Your answer must be an exact copy of all the entries.

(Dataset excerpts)
---*---
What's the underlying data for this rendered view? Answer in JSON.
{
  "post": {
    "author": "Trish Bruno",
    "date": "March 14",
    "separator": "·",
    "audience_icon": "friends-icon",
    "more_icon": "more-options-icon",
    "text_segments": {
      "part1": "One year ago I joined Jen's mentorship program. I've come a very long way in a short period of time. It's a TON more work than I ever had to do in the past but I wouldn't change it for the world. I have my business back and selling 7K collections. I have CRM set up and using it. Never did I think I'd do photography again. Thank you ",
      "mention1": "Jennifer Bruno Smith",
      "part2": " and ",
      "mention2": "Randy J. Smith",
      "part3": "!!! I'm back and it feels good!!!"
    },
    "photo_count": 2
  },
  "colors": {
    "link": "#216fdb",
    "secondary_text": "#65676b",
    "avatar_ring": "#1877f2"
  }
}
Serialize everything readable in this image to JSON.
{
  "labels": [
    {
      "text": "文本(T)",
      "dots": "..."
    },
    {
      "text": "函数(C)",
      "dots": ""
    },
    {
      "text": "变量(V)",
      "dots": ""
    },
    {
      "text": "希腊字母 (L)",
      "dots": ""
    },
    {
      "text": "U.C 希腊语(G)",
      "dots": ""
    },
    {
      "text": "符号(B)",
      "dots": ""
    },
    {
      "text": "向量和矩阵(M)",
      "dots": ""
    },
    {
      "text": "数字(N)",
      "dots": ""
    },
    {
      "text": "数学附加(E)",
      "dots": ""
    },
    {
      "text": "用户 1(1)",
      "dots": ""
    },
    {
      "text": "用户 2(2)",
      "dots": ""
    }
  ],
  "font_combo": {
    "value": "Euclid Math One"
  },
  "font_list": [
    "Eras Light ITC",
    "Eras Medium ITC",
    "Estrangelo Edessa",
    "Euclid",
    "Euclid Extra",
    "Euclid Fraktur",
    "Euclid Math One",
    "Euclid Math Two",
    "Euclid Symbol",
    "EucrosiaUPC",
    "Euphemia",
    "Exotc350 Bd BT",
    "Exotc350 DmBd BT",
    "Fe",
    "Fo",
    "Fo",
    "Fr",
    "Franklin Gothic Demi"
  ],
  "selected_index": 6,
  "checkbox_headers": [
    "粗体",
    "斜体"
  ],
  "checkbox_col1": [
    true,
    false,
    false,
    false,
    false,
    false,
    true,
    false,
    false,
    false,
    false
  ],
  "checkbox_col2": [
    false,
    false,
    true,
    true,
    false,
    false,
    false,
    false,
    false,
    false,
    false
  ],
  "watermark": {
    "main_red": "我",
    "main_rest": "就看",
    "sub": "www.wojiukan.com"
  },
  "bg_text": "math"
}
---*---
- WRITTEN REPLY:
What's the underlying data for this rendered view? Answer in JSON.
{
  "post": {
    "author": "Trish Bruno",
    "date": "March 14",
    "separator": "·",
    "audience_icon": "friends-icon",
    "more_icon": "more-options-icon",
    "text_segments": {
      "part1": "One year ago I joined Jen's mentorship program. I've come a very long way in a short period of time. It's a TON more work than I ever had to do in the past but I wouldn't change it for the world. I have my business back and selling 7K collections. I have CRM set up and using it. Never did I think I'd do photography again. Thank you ",
      "mention1": "Jennifer Bruno Smith",
      "part2": " and ",
      "mention2": "Randy J. Smith",
      "part3": "!!! I'm back and it feels good!!!"
    },
    "photo_count": 2
  },
  "colors": {
    "link": "#216fdb",
    "secondary_text": "#65676b",
    "avatar_ring": "#1877f2"
  }
}
Serialize everything readable in this image to JSON.
{
  "labels": [
    {
      "text": "文本(T)",
      "dots": "..."
    },
    {
      "text": "函数(C)",
      "dots": ""
    },
    {
      "text": "变量(V)",
      "dots": ""
    },
    {
      "text": "希腊字母 (L)",
      "dots": ""
    },
    {
      "text": "U.C 希腊语(G)",
      "dots": ""
    },
    {
      "text": "符号(B)",
      "dots": ""
    },
    {
      "text": "向量和矩阵(M)",
      "dots": ""
    },
    {
      "text": "数字(N)",
      "dots": ""
    },
    {
      "text": "数学附加(E)",
      "dots": ""
    },
    {
      "text": "用户 1(1)",
      "dots": ""
    },
    {
      "text": "用户 2(2)",
      "dots": ""
    }
  ],
  "font_combo": {
    "value": "Euclid Math One"
  },
  "font_list": [
    "Eras Light ITC",
    "Eras Medium ITC",
    "Estrangelo Edessa",
    "Euclid",
    "Euclid Extra",
    "Euclid Fraktur",
    "Euclid Math One",
    "Euclid Math Two",
    "Euclid Symbol",
    "EucrosiaUPC",
    "Euphemia",
    "Exotc350 Bd BT",
    "Exotc350 DmBd BT",
    "Fe",
    "Fo",
    "Fo",
    "Fr",
    "Franklin Gothic Demi"
  ],
  "selected_index": 6,
  "checkbox_headers": [
    "粗体",
    "斜体"
  ],
  "checkbox_col1": [
    true,
    false,
    false,
    false,
    false,
    false,
    true,
    false,
    false,
    false,
    false
  ],
  "checkbox_col2": [
    false,
    false,
    true,
    true,
    false,
    false,
    false,
    false,
    false,
    false,
    false
  ],
  "watermark": {
    "main_red": "我",
    "main_rest": "就看",
    "sub": "www.wojiukan.com"
  },
  "bg_text": "math"
}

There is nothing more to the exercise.